In the records below, which lines include "true"? Copy them.

= = = = =

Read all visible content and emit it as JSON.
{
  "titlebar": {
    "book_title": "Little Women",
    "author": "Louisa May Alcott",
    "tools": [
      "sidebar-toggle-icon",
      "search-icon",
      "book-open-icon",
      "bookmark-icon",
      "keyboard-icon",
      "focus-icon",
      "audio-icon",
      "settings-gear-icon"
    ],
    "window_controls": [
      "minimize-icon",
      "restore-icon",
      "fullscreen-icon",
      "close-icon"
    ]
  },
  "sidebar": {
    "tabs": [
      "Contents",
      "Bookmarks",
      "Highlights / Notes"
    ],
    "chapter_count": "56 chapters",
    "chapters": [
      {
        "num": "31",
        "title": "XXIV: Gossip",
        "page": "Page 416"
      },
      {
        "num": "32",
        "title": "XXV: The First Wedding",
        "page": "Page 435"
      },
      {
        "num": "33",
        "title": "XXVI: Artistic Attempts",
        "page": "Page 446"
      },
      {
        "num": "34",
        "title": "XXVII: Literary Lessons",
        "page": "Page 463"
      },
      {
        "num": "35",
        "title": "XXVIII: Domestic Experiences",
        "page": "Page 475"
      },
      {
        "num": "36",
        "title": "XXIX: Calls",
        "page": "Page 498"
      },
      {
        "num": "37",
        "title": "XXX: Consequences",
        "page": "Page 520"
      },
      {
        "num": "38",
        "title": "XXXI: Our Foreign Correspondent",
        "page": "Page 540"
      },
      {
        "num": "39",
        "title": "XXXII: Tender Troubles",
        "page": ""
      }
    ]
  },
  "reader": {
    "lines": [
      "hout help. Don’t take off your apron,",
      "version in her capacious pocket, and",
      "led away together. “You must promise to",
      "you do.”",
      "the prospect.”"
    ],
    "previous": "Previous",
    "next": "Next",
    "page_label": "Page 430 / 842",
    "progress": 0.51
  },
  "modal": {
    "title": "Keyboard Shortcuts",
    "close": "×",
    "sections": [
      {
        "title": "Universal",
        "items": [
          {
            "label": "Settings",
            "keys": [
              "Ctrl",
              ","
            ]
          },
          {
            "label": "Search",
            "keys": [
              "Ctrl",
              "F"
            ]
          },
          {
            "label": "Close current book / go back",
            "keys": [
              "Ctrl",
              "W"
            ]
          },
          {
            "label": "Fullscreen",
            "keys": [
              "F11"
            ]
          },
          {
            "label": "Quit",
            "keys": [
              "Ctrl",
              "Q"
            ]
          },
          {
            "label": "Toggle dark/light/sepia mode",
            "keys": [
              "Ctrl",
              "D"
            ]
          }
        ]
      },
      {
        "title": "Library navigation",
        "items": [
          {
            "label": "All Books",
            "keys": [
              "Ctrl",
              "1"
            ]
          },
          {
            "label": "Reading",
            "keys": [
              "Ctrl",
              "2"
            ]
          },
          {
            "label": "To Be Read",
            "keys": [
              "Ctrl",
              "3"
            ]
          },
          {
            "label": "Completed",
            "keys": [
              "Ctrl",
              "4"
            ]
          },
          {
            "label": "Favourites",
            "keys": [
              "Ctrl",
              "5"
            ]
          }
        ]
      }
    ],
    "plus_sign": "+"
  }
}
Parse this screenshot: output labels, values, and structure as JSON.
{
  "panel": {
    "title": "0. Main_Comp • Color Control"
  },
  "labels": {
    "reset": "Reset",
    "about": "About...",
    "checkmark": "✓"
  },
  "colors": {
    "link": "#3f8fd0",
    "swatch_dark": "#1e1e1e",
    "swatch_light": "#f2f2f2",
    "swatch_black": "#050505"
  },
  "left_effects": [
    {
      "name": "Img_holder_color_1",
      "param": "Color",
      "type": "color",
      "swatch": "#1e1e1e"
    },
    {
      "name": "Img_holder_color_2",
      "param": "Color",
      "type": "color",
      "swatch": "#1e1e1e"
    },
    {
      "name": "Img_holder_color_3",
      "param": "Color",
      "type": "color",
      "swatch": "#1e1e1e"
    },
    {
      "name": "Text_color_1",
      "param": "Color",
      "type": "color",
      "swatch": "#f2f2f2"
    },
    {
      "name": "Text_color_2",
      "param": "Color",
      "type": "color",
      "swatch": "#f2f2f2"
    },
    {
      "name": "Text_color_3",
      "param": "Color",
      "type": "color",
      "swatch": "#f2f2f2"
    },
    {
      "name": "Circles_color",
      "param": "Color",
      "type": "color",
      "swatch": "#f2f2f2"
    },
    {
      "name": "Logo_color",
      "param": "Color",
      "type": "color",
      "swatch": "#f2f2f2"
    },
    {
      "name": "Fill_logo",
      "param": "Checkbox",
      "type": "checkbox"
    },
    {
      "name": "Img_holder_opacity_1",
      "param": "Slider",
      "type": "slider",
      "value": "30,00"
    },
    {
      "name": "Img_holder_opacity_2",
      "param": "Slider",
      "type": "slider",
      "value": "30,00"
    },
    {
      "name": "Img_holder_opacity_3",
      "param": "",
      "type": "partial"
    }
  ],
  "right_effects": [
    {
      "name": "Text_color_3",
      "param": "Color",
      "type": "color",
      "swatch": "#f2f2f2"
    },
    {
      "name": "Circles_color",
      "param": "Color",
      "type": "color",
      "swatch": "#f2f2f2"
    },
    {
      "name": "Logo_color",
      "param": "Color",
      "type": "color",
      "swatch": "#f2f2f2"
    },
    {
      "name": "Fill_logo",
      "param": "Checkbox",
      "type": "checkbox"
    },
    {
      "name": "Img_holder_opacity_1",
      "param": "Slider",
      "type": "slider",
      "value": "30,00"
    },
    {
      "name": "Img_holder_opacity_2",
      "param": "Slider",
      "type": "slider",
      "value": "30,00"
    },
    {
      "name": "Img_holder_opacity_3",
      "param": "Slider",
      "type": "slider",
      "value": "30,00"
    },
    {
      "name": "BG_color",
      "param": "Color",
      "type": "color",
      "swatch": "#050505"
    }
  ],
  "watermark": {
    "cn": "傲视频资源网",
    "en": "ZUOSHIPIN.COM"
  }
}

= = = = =

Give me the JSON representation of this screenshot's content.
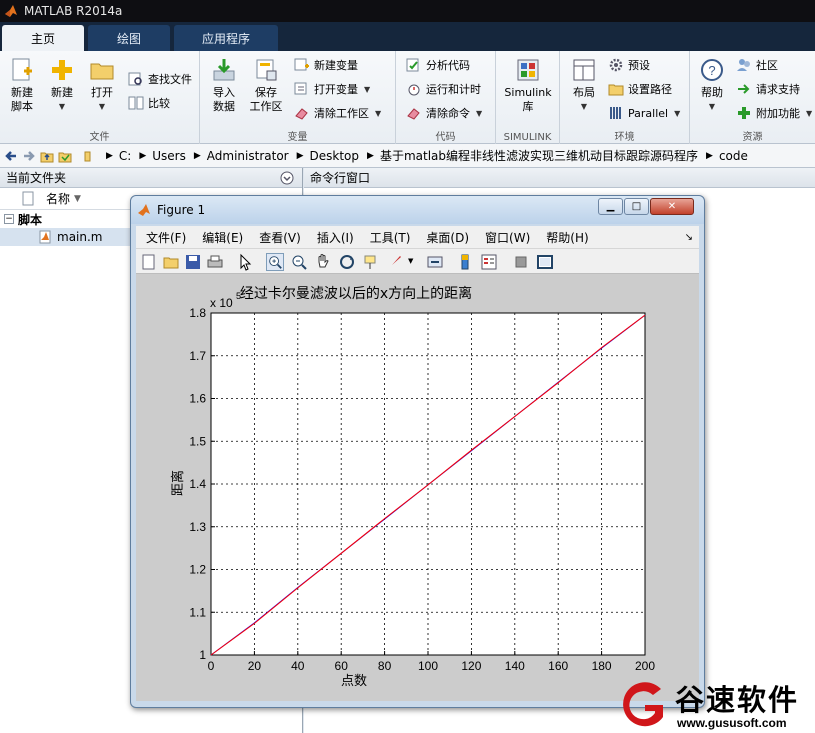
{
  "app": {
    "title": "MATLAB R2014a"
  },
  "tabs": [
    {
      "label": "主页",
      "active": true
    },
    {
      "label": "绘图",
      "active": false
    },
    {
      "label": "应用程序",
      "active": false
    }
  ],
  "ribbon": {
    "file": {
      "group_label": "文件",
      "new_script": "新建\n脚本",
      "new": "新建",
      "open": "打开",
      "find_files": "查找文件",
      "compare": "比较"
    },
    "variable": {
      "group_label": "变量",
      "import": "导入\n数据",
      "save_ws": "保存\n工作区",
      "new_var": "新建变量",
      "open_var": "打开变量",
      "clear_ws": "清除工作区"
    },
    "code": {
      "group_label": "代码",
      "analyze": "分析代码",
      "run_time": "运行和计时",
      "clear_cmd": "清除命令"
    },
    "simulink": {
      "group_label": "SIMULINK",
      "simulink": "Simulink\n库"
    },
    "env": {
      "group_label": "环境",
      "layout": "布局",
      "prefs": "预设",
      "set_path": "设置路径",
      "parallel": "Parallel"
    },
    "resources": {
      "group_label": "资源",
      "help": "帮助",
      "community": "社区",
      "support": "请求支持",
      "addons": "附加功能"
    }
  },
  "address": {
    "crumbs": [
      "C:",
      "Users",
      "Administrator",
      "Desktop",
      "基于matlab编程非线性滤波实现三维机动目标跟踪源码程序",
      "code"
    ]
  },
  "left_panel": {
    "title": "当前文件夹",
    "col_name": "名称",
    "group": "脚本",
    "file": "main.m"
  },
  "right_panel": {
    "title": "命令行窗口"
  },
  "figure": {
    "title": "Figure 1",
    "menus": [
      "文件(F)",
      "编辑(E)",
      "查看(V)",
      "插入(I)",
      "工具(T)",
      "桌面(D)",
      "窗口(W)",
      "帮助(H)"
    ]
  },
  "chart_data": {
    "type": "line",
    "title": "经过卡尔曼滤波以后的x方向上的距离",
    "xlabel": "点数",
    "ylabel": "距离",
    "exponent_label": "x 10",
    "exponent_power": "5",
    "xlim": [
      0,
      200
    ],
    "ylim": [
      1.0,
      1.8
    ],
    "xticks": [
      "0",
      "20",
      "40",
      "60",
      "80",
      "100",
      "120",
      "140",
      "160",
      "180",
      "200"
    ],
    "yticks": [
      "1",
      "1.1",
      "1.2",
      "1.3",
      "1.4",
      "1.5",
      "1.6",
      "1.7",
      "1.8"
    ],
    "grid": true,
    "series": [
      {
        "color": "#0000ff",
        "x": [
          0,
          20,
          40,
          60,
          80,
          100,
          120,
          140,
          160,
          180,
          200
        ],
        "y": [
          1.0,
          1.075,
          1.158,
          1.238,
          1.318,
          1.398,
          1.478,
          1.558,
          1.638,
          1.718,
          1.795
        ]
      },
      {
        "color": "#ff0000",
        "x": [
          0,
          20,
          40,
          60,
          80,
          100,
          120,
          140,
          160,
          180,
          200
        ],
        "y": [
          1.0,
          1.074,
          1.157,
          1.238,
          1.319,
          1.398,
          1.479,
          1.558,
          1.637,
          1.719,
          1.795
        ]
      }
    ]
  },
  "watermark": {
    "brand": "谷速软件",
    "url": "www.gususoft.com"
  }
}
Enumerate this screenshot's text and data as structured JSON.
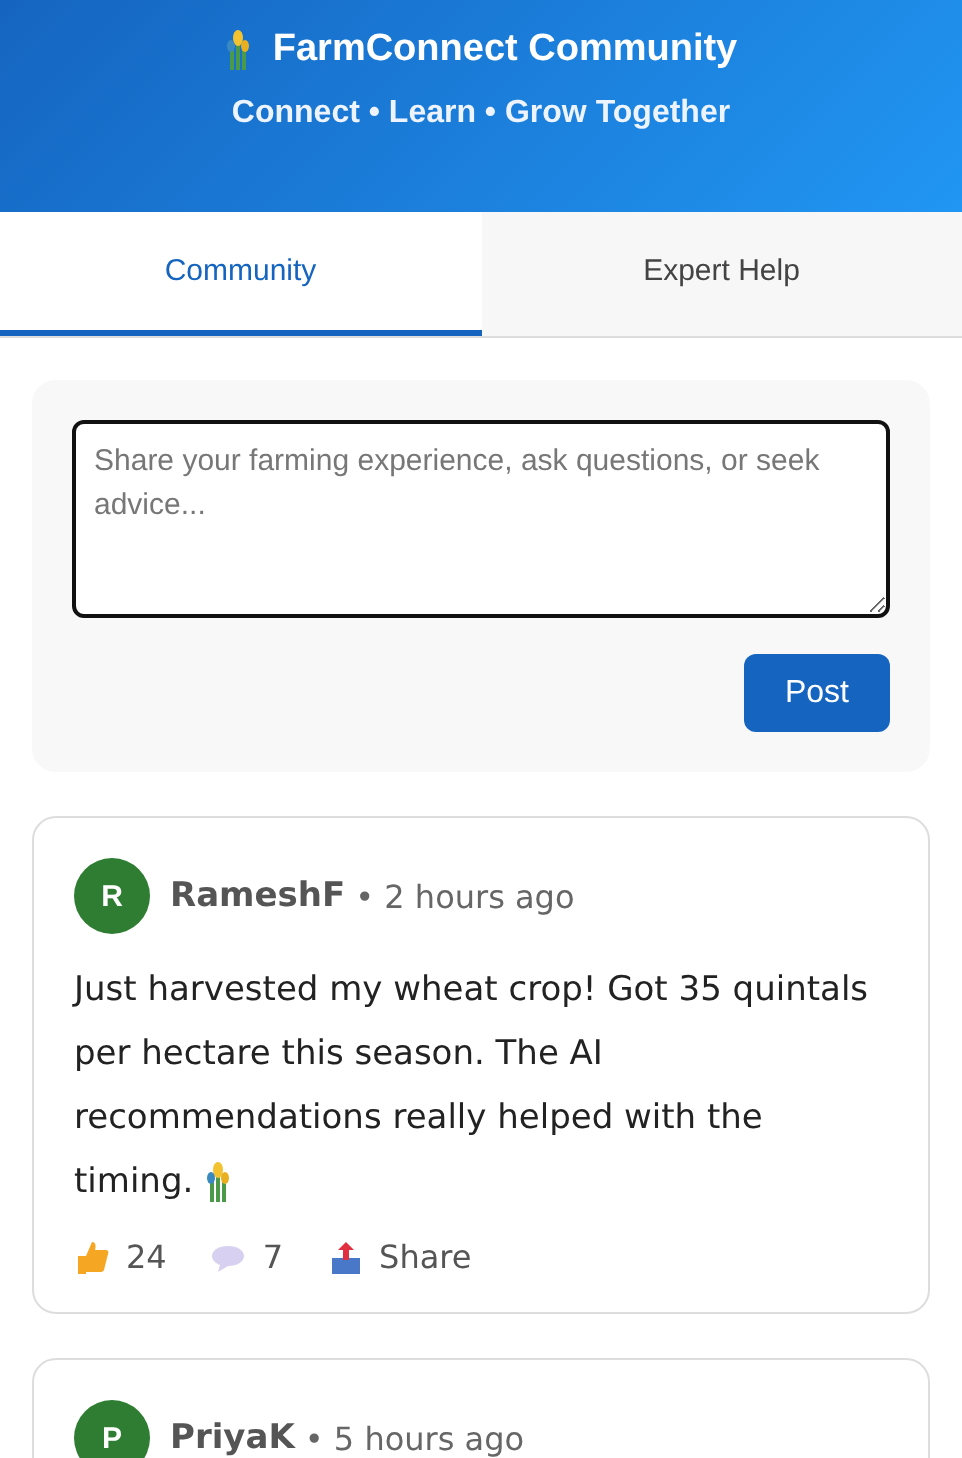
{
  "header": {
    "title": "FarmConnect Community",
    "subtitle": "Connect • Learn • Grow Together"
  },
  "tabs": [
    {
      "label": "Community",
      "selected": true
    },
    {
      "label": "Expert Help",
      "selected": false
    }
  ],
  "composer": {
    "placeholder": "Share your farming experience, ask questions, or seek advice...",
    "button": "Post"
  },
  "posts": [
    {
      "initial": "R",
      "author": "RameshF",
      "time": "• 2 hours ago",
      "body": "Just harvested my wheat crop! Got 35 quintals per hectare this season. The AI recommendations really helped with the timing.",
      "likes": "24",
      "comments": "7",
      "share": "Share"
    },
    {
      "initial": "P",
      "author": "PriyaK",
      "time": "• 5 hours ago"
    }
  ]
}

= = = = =

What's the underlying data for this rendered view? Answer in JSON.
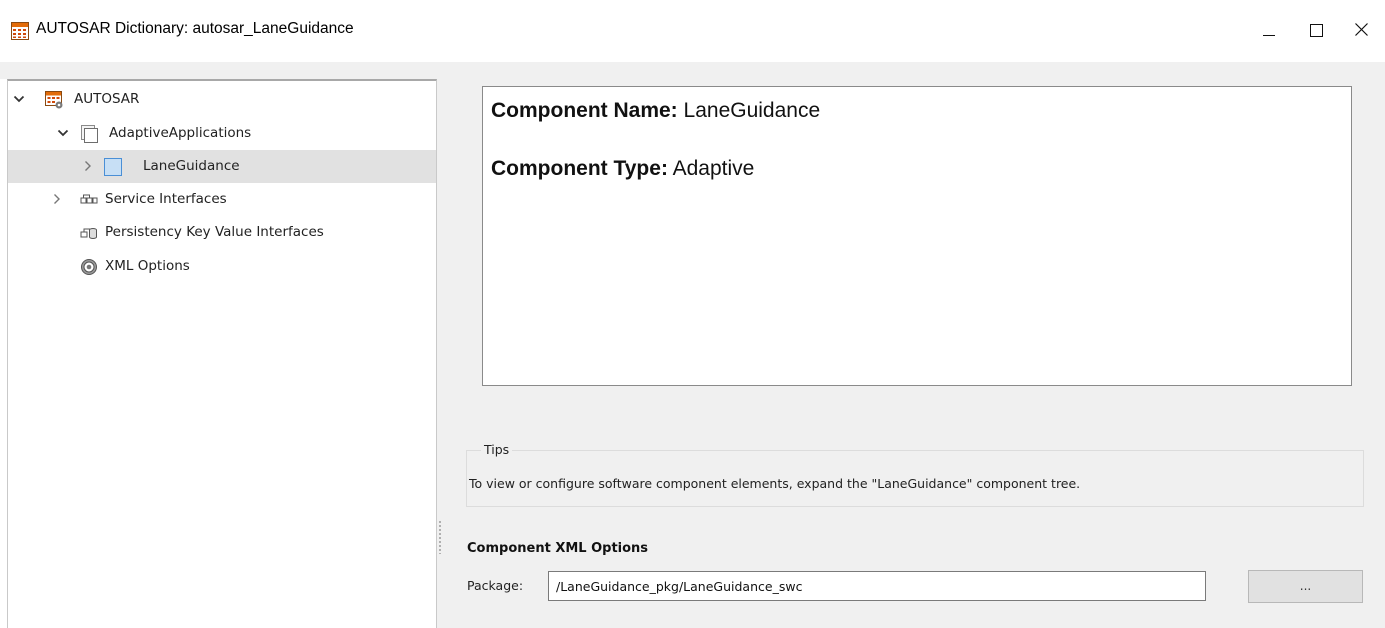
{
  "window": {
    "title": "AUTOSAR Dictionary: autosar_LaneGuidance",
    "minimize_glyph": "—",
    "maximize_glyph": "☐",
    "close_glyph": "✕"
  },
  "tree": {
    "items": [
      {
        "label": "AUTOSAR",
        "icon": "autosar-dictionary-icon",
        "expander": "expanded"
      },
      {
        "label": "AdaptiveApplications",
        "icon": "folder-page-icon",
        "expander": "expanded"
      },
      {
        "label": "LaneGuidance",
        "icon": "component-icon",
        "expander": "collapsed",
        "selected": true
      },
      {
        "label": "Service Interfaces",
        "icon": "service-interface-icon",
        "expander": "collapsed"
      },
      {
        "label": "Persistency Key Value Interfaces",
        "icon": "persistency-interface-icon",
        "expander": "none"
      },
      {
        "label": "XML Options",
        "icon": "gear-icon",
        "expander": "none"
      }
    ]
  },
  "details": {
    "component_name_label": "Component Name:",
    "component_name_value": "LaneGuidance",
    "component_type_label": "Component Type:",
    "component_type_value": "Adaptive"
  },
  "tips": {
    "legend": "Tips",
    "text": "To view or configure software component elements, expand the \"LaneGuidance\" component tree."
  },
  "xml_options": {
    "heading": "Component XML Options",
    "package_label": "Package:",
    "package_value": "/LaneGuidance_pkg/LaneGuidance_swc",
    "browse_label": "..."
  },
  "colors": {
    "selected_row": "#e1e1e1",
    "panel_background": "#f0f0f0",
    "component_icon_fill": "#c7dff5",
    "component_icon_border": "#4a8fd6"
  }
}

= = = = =

Exercise answer →
      "active": true
    "grid": true,
      "selected": true
        "selected": true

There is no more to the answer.